(STUDY MATERIAL begins)

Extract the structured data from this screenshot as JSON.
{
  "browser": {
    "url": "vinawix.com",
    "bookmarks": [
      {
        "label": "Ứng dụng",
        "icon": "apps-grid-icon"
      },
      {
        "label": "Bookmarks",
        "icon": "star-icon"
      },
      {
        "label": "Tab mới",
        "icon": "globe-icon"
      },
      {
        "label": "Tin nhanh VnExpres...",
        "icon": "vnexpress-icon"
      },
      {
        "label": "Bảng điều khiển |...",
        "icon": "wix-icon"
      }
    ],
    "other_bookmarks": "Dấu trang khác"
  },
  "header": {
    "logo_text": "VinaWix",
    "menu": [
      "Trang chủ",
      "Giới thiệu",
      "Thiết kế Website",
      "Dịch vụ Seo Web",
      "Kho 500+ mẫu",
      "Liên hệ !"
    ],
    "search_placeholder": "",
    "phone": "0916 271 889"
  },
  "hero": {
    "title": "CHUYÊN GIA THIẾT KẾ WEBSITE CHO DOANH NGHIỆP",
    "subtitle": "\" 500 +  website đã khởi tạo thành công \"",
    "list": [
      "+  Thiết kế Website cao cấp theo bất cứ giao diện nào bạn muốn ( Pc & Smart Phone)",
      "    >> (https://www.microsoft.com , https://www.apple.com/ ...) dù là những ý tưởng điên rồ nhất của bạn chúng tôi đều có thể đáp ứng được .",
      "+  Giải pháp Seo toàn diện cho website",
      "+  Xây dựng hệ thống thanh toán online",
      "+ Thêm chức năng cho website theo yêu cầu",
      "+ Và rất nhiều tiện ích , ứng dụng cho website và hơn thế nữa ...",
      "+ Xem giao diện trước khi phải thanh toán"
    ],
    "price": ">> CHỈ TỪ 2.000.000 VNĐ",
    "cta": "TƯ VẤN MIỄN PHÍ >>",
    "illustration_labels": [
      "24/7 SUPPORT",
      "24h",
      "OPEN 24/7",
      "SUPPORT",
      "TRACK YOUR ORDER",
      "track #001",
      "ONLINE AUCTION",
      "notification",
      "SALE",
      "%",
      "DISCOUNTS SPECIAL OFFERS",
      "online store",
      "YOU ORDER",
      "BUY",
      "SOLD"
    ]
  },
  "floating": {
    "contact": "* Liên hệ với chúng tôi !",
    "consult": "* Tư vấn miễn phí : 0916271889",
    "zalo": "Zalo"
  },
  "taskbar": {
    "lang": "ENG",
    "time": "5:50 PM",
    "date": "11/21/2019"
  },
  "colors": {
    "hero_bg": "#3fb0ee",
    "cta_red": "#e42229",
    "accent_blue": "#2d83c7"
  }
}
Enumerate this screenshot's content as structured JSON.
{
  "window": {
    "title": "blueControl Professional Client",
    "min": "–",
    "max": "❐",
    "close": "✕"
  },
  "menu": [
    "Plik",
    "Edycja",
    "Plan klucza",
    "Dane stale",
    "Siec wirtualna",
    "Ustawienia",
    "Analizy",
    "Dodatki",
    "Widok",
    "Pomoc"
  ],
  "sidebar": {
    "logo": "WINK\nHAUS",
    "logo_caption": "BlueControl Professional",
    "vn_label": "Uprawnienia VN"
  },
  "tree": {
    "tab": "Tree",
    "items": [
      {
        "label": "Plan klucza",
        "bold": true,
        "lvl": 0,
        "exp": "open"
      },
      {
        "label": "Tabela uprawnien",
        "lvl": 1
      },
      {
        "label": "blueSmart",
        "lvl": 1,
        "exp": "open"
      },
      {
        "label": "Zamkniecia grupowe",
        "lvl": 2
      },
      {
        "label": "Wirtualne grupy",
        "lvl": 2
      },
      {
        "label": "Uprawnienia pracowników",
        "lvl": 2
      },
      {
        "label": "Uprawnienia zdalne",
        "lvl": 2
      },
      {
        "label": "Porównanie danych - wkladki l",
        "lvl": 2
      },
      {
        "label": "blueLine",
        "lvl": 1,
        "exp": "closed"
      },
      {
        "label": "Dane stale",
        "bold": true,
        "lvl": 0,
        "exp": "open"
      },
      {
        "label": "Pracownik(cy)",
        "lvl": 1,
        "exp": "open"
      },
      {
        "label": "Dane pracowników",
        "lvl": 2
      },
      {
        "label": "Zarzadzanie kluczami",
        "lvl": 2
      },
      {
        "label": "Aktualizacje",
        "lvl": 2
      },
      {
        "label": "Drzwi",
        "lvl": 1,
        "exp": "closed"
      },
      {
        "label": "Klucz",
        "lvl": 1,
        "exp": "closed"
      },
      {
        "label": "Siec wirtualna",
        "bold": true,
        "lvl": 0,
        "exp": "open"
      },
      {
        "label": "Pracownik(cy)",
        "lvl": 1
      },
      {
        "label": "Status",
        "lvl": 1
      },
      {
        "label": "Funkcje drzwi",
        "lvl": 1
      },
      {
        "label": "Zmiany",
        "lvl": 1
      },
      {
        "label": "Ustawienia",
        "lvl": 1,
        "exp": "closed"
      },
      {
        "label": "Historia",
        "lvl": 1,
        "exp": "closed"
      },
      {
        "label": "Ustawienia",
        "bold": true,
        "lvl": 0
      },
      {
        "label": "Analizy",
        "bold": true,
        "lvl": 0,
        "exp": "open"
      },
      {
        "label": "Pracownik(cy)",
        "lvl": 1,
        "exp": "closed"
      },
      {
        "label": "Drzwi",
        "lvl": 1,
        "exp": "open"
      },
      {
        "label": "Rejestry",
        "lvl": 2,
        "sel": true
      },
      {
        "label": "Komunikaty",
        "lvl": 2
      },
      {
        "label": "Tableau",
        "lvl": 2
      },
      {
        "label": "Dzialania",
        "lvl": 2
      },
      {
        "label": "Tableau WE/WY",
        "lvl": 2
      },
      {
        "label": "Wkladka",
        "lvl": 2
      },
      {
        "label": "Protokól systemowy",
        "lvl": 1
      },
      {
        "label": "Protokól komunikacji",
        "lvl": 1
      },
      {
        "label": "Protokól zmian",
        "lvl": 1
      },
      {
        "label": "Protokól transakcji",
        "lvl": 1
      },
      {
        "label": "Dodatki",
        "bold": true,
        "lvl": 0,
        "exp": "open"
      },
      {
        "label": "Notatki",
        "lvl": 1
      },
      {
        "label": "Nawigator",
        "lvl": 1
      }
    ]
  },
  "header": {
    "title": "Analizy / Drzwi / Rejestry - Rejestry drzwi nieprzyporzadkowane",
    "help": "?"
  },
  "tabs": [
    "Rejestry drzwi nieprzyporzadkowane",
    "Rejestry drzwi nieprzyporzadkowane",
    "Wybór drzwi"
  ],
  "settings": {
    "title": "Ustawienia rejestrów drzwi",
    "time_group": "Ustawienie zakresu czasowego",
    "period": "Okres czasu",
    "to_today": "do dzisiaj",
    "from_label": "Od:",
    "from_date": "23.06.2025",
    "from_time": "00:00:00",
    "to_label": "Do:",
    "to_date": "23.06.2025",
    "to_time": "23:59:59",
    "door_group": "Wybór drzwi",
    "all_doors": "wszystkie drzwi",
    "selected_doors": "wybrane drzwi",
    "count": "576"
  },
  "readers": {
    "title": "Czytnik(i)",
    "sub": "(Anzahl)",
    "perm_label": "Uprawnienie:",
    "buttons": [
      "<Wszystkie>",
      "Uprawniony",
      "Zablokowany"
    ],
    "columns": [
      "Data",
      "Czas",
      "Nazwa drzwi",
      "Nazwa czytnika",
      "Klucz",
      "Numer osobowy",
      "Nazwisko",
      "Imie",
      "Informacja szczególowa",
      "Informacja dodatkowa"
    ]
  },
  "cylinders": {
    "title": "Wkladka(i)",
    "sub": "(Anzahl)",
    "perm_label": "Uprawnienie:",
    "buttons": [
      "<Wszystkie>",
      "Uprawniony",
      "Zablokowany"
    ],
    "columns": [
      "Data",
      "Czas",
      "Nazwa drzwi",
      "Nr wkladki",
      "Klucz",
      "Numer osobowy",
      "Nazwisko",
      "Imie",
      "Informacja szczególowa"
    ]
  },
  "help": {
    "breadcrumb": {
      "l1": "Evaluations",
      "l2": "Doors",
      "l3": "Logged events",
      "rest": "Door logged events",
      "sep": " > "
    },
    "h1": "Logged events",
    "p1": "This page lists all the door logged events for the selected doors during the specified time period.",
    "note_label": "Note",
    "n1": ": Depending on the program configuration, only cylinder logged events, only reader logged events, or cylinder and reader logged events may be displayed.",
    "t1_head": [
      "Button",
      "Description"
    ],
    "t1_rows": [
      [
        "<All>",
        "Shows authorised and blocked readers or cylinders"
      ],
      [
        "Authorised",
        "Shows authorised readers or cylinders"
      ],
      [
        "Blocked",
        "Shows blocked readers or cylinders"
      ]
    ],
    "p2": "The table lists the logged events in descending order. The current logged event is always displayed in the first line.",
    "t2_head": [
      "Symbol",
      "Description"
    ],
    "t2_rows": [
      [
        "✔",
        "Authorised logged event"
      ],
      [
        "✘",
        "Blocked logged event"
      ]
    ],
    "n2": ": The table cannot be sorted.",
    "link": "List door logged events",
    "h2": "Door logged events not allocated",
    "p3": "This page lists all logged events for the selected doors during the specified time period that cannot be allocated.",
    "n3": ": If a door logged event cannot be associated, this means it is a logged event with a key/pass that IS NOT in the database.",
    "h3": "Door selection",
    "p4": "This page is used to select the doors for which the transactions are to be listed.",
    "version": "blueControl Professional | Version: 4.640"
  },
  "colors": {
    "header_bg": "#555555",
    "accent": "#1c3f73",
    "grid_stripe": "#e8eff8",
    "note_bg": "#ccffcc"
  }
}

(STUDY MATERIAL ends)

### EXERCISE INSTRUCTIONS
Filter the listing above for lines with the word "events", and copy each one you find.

### SOLUTION BELOW
      "l3": "Logged events",
      "rest": "Door logged events",
    "h1": "Logged events",
    "p1": "This page lists all the door logged events for the selected doors during the specified time period.",
    "n1": ": Depending on the program configuration, only cylinder logged events, only reader logged events, or cylinder and reader logged events may be displayed.",
    "p2": "The table lists the logged events in descending order. The current logged event is always displayed in the first line.",
    "link": "List door logged events",
    "h2": "Door logged events not allocated",
    "p3": "This page lists all logged events for the selected doors during the specified time period that cannot be allocated.",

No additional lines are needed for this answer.